    • JessicaWheatcraft says:

      Hi Starscreeam, Jessica Wheatcraft here :) Managing two large dogs who didn’t have the best start in life can be challenging to say the least. At 8 months Chance is in the adoloescent stage which can be particularly difficult. They tend to test a lot of boundaries simply to see what happens, and dynamics between them and other dogs at this age can change. You mention Chance was crated most of his young life, which means he likely missed out on the socialization period (which ends at 16 weeks). Had he been afforded more opportunities to socialize with other dogs as a puppy he would likely have some better social skills. I find that most conflicts between dogs are usually a result of one or both of the dogs lacking the social skills necessary to resolve things peacefully. A lack of knowing appropriate boundaries, the inability to recognize and heed warning signals, or not knowing how to use calming signals can all cause conflicts. It sounds like Zander gets annoyed by Chance’s puppy like behaviors and tries to correct him, but at times when there are higher value things in the picture (food/bones) Chance is either not responding to Zander like he should or Chance is doing some resource guarding by not being willing to back away. Managing and separating both dogs like you are doing is a good place to start. If you are going to have high value things around the dogs should be separated by x pens, gates, or in separate rooms.

  5. JessicaWheatcraft says:

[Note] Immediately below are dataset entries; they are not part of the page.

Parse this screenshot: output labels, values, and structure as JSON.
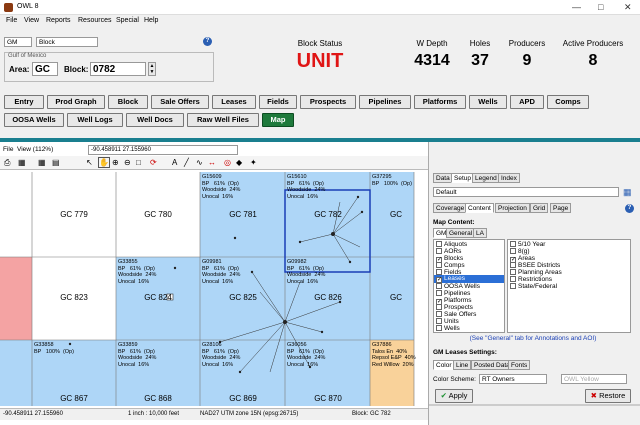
{
  "app": {
    "title": "OWL 8",
    "menu": [
      "File",
      "View",
      "Reports",
      "Resources",
      "Special",
      "Help"
    ]
  },
  "controls": {
    "area_type": "GM",
    "level": "Block",
    "region": "Gulf of Mexico",
    "area_label": "Area:",
    "area_value": "GC",
    "block_label": "Block:",
    "block_value": "0782",
    "help": "?"
  },
  "stats": [
    {
      "label": "Block Status",
      "value": "UNIT",
      "color": "#e01515"
    },
    {
      "label": "W Depth",
      "value": "4314"
    },
    {
      "label": "Holes",
      "value": "37"
    },
    {
      "label": "Producers",
      "value": "9"
    },
    {
      "label": "Active Producers",
      "value": "8"
    }
  ],
  "buttons_row1": [
    "Entry",
    "Prod Graph",
    "Block",
    "Sale Offers",
    "Leases",
    "Fields",
    "Prospects",
    "Pipelines",
    "Platforms",
    "Wells",
    "APD",
    "Comps"
  ],
  "buttons_row2": [
    "OOSA Wells",
    "Well Logs",
    "Well Docs",
    "Raw Well Files",
    "Map"
  ],
  "map": {
    "menu": [
      "File",
      "View (112%)"
    ],
    "coord_field": "-90.458911  27.155960",
    "blocks_row1": [
      "GC 779",
      "GC 780",
      "GC 781",
      "GC 782",
      "GC"
    ],
    "blocks_row2": [
      "GC 823",
      "GC 824",
      "GC 825",
      "GC 826",
      "GC"
    ],
    "blocks_row3": [
      "GC 867",
      "GC 868",
      "GC 869",
      "GC 870"
    ],
    "leases": [
      "G15609\nBP   61%  (Op)\nWoodside  24%\nUnocal  16%",
      "G15610\nBP   61%  (Op)\nWoodside  24%\nUnocal  16%",
      "G37295\nBP   100%  (Op)",
      "G33855\nBP   61%  (Op)\nWoodside  24%\nUnocal  16%",
      "G09981\nBP   61%  (Op)\nWoodside  24%\nUnocal  16%",
      "G09982\nBP   61%  (Op)\nWoodside  24%\nUnocal  16%",
      "G33858\nBP   100%  (Op)",
      "G33859\nBP   61%  (Op)\nWoodside  24%\nUnocal  16%",
      "G28106\nBP   61%  (Op)\nWoodside  24%\nUnocal  16%",
      "G36056\nBP   61%  (Op)\nWoodside  24%\nUnocal  16%",
      "G37886\nTalos En  40%\nRepsol E&P  40%\nRed Willow  20%"
    ],
    "status": [
      "-90.458911  27.155960",
      "1 inch : 10,000 feet",
      "NAD27 UTM zone 15N (epsg:26715)",
      "Block: GC 782"
    ]
  },
  "panel": {
    "tabs": [
      "Data",
      "Setup",
      "Legend",
      "Index"
    ],
    "preset": "Default",
    "subtabs": [
      "Coverage",
      "Content",
      "Projection",
      "Grid",
      "Page"
    ],
    "map_content_label": "Map Content:",
    "content_tabs": [
      "GM",
      "General",
      "LA"
    ],
    "left_items": [
      {
        "label": "Aliquots",
        "checked": false
      },
      {
        "label": "AORs",
        "checked": false
      },
      {
        "label": "Blocks",
        "checked": true
      },
      {
        "label": "Comps",
        "checked": false
      },
      {
        "label": "Fields",
        "checked": false
      },
      {
        "label": "Leases",
        "checked": true,
        "selected": true
      },
      {
        "label": "OOSA Wells",
        "checked": false
      },
      {
        "label": "Pipelines",
        "checked": false
      },
      {
        "label": "Platforms",
        "checked": true
      },
      {
        "label": "Prospects",
        "checked": false
      },
      {
        "label": "Sale Offers",
        "checked": false
      },
      {
        "label": "Units",
        "checked": false
      },
      {
        "label": "Wells",
        "checked": false
      }
    ],
    "right_items": [
      {
        "label": "5/10 Year",
        "checked": false
      },
      {
        "label": "8(g)",
        "checked": false
      },
      {
        "label": "Areas",
        "checked": true
      },
      {
        "label": "BSEE Districts",
        "checked": false
      },
      {
        "label": "Planning Areas",
        "checked": false
      },
      {
        "label": "Restrictions",
        "checked": false
      },
      {
        "label": "State/Federal",
        "checked": false
      }
    ],
    "note": "(See \"General\" tab for Annotations and AOI)",
    "settings_title": "GM Leases Settings:",
    "settings_tabs": [
      "Color",
      "Line",
      "Posted Data",
      "Fonts"
    ],
    "scheme_label": "Color Scheme:",
    "scheme_value": "RT Owners",
    "scheme_color": "OWL Yellow",
    "apply": "Apply",
    "restore": "Restore"
  }
}
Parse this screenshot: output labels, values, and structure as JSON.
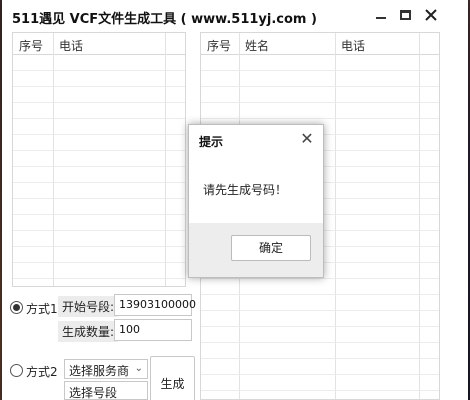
{
  "window": {
    "title": "511遇见 VCF文件生成工具 ( www.511yj.com )"
  },
  "left_table": {
    "headers": [
      "序号",
      "电话"
    ]
  },
  "right_table": {
    "headers": [
      "序号",
      "姓名",
      "电话"
    ]
  },
  "mode1": {
    "label": "方式1",
    "checked": true,
    "start_label": "开始号段:",
    "start_value": "13903100000",
    "count_label": "生成数量:",
    "count_value": "100"
  },
  "mode2": {
    "label": "方式2",
    "checked": false,
    "carrier_select": "选择服务商",
    "second_select": "选择号段"
  },
  "generate_button": "生成",
  "dialog": {
    "title": "提示",
    "message": "请先生成号码！",
    "ok_label": "确定"
  },
  "icons": {
    "close": "close-icon",
    "minimize": "minimize-icon",
    "maximize": "maximize-icon",
    "chevron": "chevron-down-icon"
  }
}
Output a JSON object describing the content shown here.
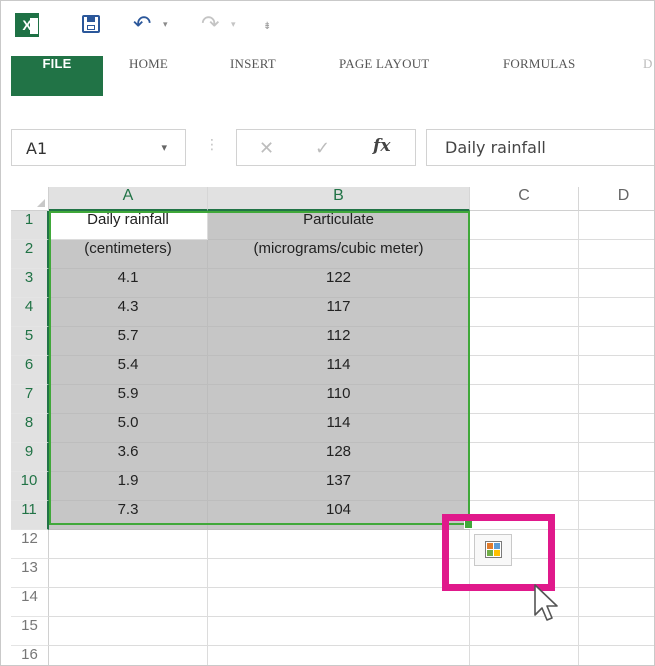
{
  "app": {
    "quick_access": {
      "excel_icon": "excel-logo-icon",
      "save_icon": "save-icon",
      "undo_glyph": "↶",
      "redo_glyph": "↷",
      "dropdown_glyph": "▾",
      "customize_glyph": "⇟"
    },
    "ribbon": {
      "tabs": [
        {
          "label": "FILE",
          "active": true
        },
        {
          "label": "HOME"
        },
        {
          "label": "INSERT"
        },
        {
          "label": "PAGE LAYOUT"
        },
        {
          "label": "FORMULAS"
        },
        {
          "label": "D"
        }
      ],
      "accent_color": "#217346"
    },
    "formula_bar": {
      "name_box": "A1",
      "name_box_dropdown": "▾",
      "separator": "⋮",
      "cancel_glyph": "✕",
      "enter_glyph": "✓",
      "fx_label": "fx",
      "formula_value": "Daily rainfall"
    }
  },
  "sheet": {
    "columns": [
      "A",
      "B",
      "C",
      "D"
    ],
    "rows": [
      "1",
      "2",
      "3",
      "4",
      "5",
      "6",
      "7",
      "8",
      "9",
      "10",
      "11",
      "12",
      "13",
      "14",
      "15",
      "16"
    ],
    "cells": {
      "A": [
        "Daily rainfall",
        "(centimeters)",
        "4.1",
        "4.3",
        "5.7",
        "5.4",
        "5.9",
        "5.0",
        "3.6",
        "1.9",
        "7.3"
      ],
      "B": [
        "Particulate",
        "(micrograms/cubic meter)",
        "122",
        "117",
        "112",
        "114",
        "110",
        "114",
        "128",
        "137",
        "104"
      ]
    },
    "selection": "A1:B11",
    "selection_color": "#40a83a"
  },
  "overlay": {
    "quick_analysis_icon": "quick-analysis-icon",
    "highlight_color": "#e0198b",
    "cursor_icon": "mouse-pointer-icon"
  }
}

    Part2: There’s no reason your dogs can’t enjoy bones as long as you are safe about it, and in fact the chewing can help relieve stress and expend energy. If you’re not already doing so, I would keep Chance really busy with stuffed Kongs and things to chew on while he’s crated. Chance may also be more calm around Zander if he got additional exercise or play time by himself. If you want to allow Zander and Chance to play tug together it should be supervised to make sure both dogs are playing appropriately. If they get too aroused you can have them take breaks and practice fun, easy training games like sit followed by a treat. Food will help slow adrenaline in the body and therefore lower their arousal levels. Feel free to check out the Resources section at http://www.wholedogtraining.com which has a lot of informative articles that can be helpful for your situation. Let me know if you have any other questions.Take care!

    • starscreeam says:

      @JessicaWheatcraft Thank you VERY much! I’m passing this along to my daughter. For all that he’s nervous around strangers, Zander is a much calmer dog than Chance, but he’s also more apt to be submissive during their “disagreements.” I’m hoping this is a phase that will pass when Chance gets out of his puppyhood.

  6. suzyallman says:

    Hi…great article! I find that, whenever I bring a new dog home (they are usually old dogs that have been in the Big House for a long time), I just assume that at some point there is going to be a scuffle with my other two. That way, I’m ready for it. I am very cautious about “resource guarding”, too – that is a very strong point you make and should go in red, capital letters!

    In my experience, once they’ve sorted themselves out, it’s fine. And I never assume I know who the dominant doggie is going to be — I find out soon enough! A third dog definitely sets you up for a shift in the dynamics. But: it’s so worth it!

    Thanks for a thorough presentation of great tips & advice!